Hindu temples ban Western clothing

An Indian Hindu Sadhu (Holy man) prays at the Meenakshi Temple in Madurai, India on Jan 17, 2005.
An Indian Hindu Sadhu (Holy man) prays at the Meenakshi Temple in Madurai, India on Jan 17, 2005. PHOTO: AFP

NEW DELHI • Hindu temples in southern India have started turning away devotees wearing Western clothes after a court order banning jeans and shorts as "inappropriate" for spiritual worship came into effect on Jan 1.

Last month, the Madras High Court ordered the Tamil Nadu temple authorities to refuse entry to anyone wearing jeans, bermuda shorts, skirts, short- sleeved clothes or leggings, to "enhance spiritual ambiance".

Hundreds of staff members in the coastal state's 6,000 temples, ranging from small shrines to major religious sites, remained on alert on New Year's Day for people flouting the ban.

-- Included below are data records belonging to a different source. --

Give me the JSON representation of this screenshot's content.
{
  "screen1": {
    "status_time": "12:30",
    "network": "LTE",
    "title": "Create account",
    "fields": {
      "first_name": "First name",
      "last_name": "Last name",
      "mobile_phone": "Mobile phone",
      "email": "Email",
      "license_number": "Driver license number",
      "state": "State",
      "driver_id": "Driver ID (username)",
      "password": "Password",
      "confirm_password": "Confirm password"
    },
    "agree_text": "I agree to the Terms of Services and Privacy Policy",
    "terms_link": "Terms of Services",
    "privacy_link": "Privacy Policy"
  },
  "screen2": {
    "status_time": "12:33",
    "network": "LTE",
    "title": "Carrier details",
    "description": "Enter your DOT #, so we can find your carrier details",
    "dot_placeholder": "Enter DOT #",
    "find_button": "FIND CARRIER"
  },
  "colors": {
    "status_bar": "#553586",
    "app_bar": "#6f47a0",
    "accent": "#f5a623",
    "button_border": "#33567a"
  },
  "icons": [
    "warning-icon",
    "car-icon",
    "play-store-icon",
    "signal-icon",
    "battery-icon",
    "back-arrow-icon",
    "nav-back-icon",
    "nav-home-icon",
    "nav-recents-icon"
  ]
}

"We have enforced the court order from today. A few people were politely turned back for not wearing the prescribed dress," a superintendent at the Arulmigu Ramanatha Swami Temple, in Rameswaram district, told Agence France-Presse, asking not to be named.

The dress code applies to both locals and foreigners visiting the temples, some of which are major tourist attractions.

Arulmigu Ramanatha Swami temple alone receives more than four million visitors each year, the official said.

Men are allowed to wear a dhoti - a traditional long lower garment - or pyjamas with a cloth top or formal pants and shirts, while women are allowed to wear sarees or half sarees with a blouse.

"We should dress for public worship in a way that is generally considered appropriate," the court said in the order.

Several Hindu temples and other religious sites in India stop devotees from entering their premises on basis of their dress, eating habits - some do not allow non-vegetarians to enter - as well as gender.

In Mumbai, a women's rights group is fighting a legal battle to overturn a four-year ban on entry of women to Haji Ali Dargah, a Muslim shrine, where menstruation was cited as the reason for the restriction.

While in urban centres, such as New Delhi and Mumbai, many people - especially men - wear Western clothes, in the southern states of Tamil Nadu and Kerala, traditional garments are more popular.


A version of this article appeared in the print edition of The Straits Times on January 04, 2016, with the headline 'Hindu temples ban Western clothing'. Print Edition | Subscribe